All organisational structures, processes and systems should be aligned towards achieving an organisation’s mission, vision and objectives. Industrial/Organisational (I/O) Psychologists’ understanding of the factors that motivate individuals and groups can ensure that systems and processes encourage all employees to work towards desired objectives.
Organisational development is a system of planned, ongoing change that improves organisational effectiveness. Industrial/Organisational (I/O) Psychologists investigate the issues of most concern to employees, then create, implement and evaluate an appropriate learning and development strategy to create fluid transfer of knowledge.
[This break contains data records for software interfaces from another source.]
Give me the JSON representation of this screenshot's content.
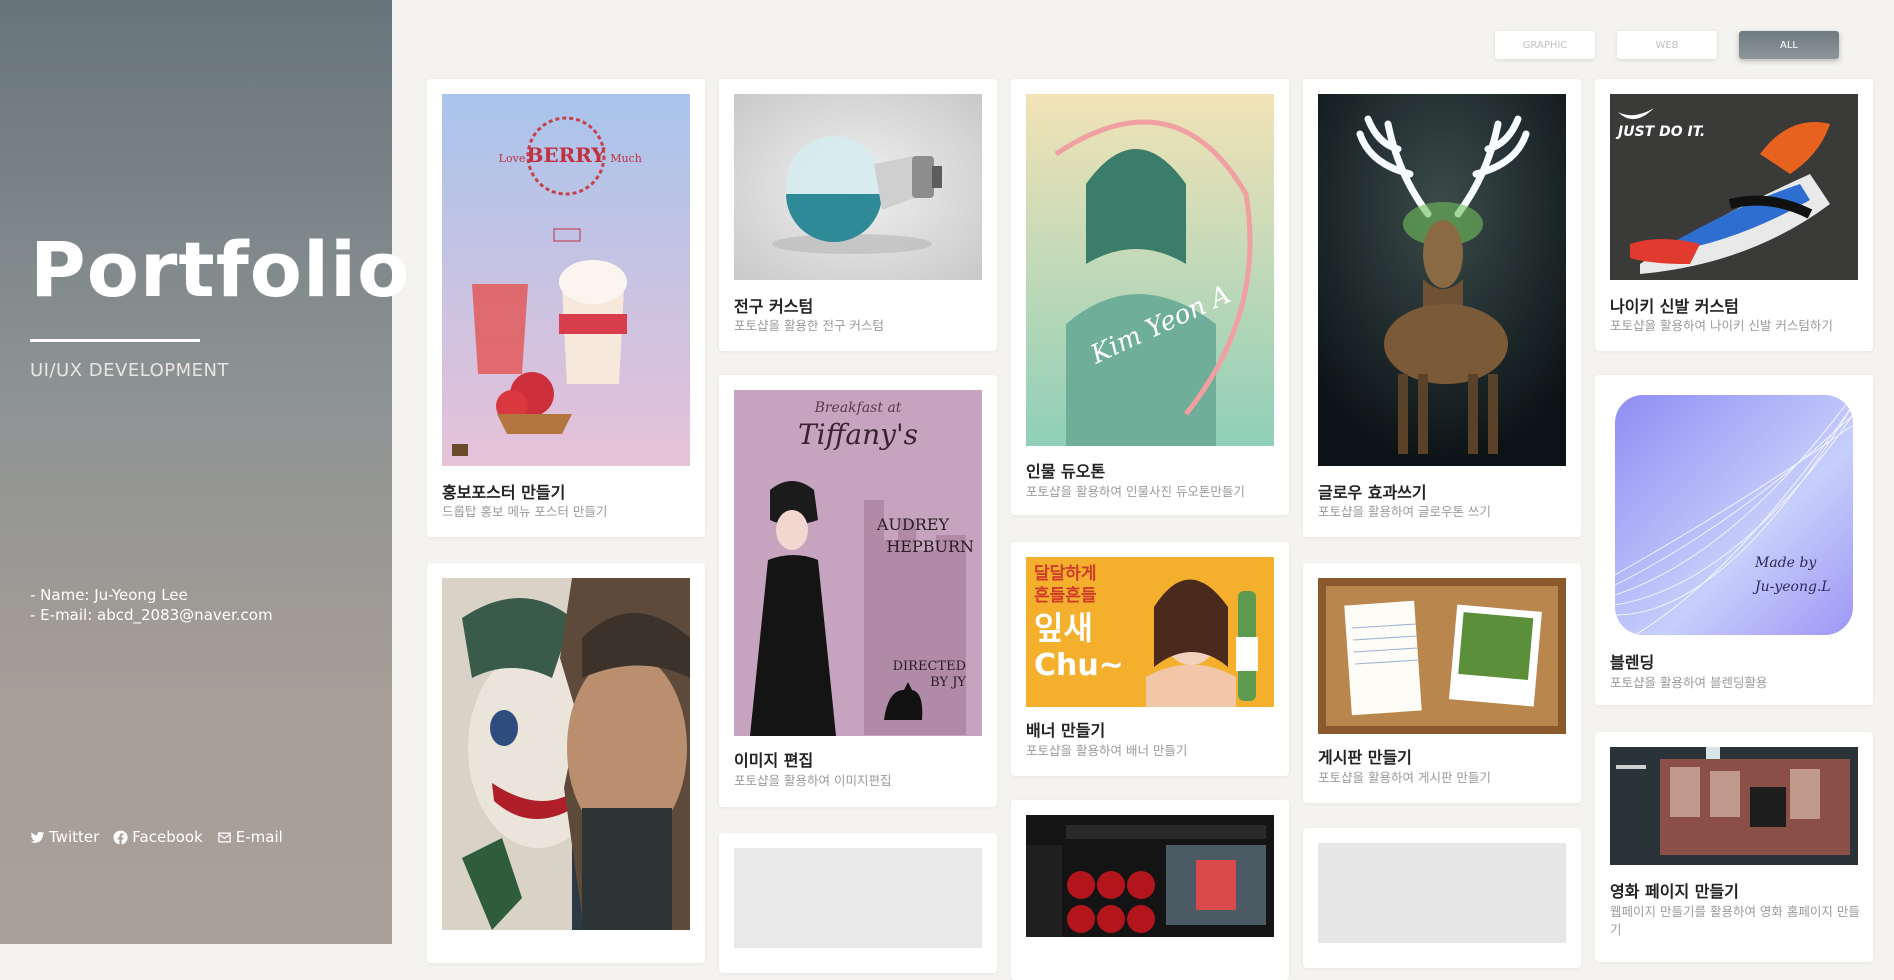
{
  "sidebar": {
    "logo": "Portfolio",
    "subtitle": "UI/UX DEVELOPMENT",
    "name_line": "- Name: Ju-Yeong Lee",
    "email_line": "- E-mail: abcd_2083@naver.com",
    "social": [
      {
        "label": "Twitter",
        "icon": "twitter-icon"
      },
      {
        "label": "Facebook",
        "icon": "facebook-icon"
      },
      {
        "label": "E-mail",
        "icon": "mail-icon"
      }
    ]
  },
  "filters": [
    {
      "label": "GRAPHIC",
      "active": false
    },
    {
      "label": "WEB",
      "active": false
    },
    {
      "label": "ALL",
      "active": true
    }
  ],
  "cards": [
    {
      "title": "홍보포스터 만들기",
      "desc": "드롭탑 홍보 메뉴 포스터 만들기",
      "thumb_text": {
        "word": "BERRY",
        "left": "Love",
        "right": "Much"
      }
    },
    {
      "title": "전구 커스텀",
      "desc": "포토샵을 활용한 전구 커스텀"
    },
    {
      "title": "인물 듀오톤",
      "desc": "포토샵을 활용하여 인물사진 듀오톤만들기",
      "thumb_text": {
        "signature": "Kim Yeon A"
      }
    },
    {
      "title": "글로우 효과쓰기",
      "desc": "포토샵을 활용하여 글로우톤 쓰기"
    },
    {
      "title": "나이키 신발 커스텀",
      "desc": "포토샵을 활용하여 나이키 신발 커스텀하기",
      "thumb_text": {
        "slogan": "JUST DO IT."
      }
    },
    {
      "title": "이미지 편집",
      "desc": "포토샵을 활용하여 이미지편집",
      "thumb_text": {
        "top": "Breakfast at",
        "main": "Tiffany's",
        "name1": "AUDREY",
        "name2": "HEPBURN",
        "dir1": "DIRECTED",
        "dir2": "BY JY"
      }
    },
    {
      "title": "배너 만들기",
      "desc": "포토샵을 활용하여 배너 만들기",
      "thumb_text": {
        "line1": "달달하게",
        "line2": "흔들흔들",
        "line3": "잎새",
        "line4": "Chu~"
      }
    },
    {
      "title": "게시판 만들기",
      "desc": "포토샵을 활용하여 게시판 만들기"
    },
    {
      "title": "블렌딩",
      "desc": "포토샵을 활용하여 블렌딩활용",
      "thumb_text": {
        "line1": "Made by",
        "line2": "Ju-yeong.L"
      }
    },
    {
      "title": "영화 페이지 만들기",
      "desc": "웹페이지 만들기를 활용하여 영화 홈페이지 만들기"
    }
  ],
  "colors": {
    "sidebar_top": "#67757a",
    "sidebar_bottom": "#aaa09a",
    "page_bg": "#f4f3ef",
    "filter_active": "#7a878b"
  }
}
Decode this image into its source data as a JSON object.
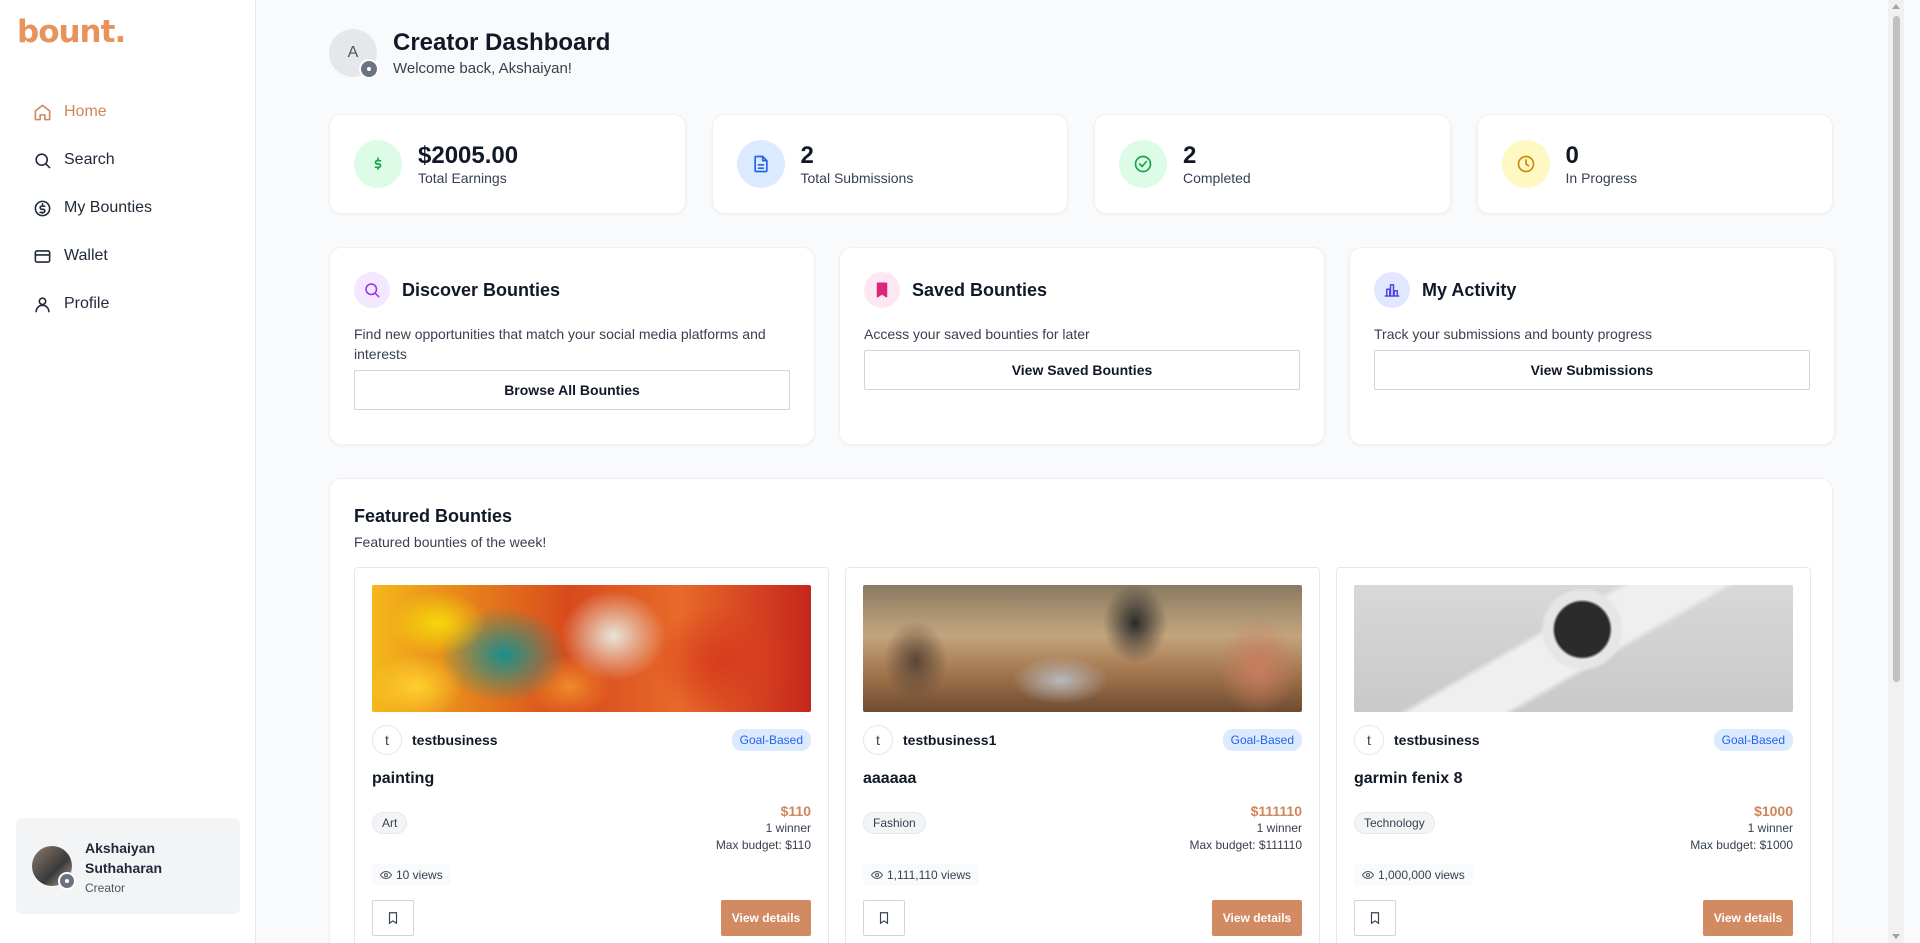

Psychometric assessment can evaluate whether an individual has the competencies required for a role, highlight the most effective way to manage them and identify areas for development. Industrial/Organisational (I/O) Psychologists advise, administer and provide feedback on the optimal method to gain these insights to enhance productivity and longevity in the workplace.
To achieve an organisation’s mission, vision and objectives, clear and effective strategies must be determined. There are likely to be many potential strategies that will achieve the desired result, each with specific costs and benefits. Industrial/Organisational (I/O) Psychologists can facilitate discussion and decision-making processes to gain agreement on the most optimal strategies.
Team development/ Building effective teams
An effective team requires all members to contribute, communicate, and co-ordinate their efforts. Industrial/Organisational (I/O) Psychologists assess levels of team functioning, then design, facilitate and evaluate strategies to improve team effectiveness and cohesion.
Training and development
For development initiatives to be successful, training and facilitation must be effective. Industrial/Organisational (I/O) Psychologists understand the complex nature of group dynamics, improving outcomes of group facilitation, and apply theories of adult learning and motivation to maximise training and development outcomes.
Work Design/Job Design/Role Clarity
Work design concerns the “content and organisation of one’s work tasks, activities, relationships, and responsibilities” (Parker, 2014). Industrial/Organisational (I/O) Psychologists review job tasks, relationships, and an individual’s way of thinking about their work to ensure that their roles are meaningful and motivating, thus creating greater productivity and job satisfaction.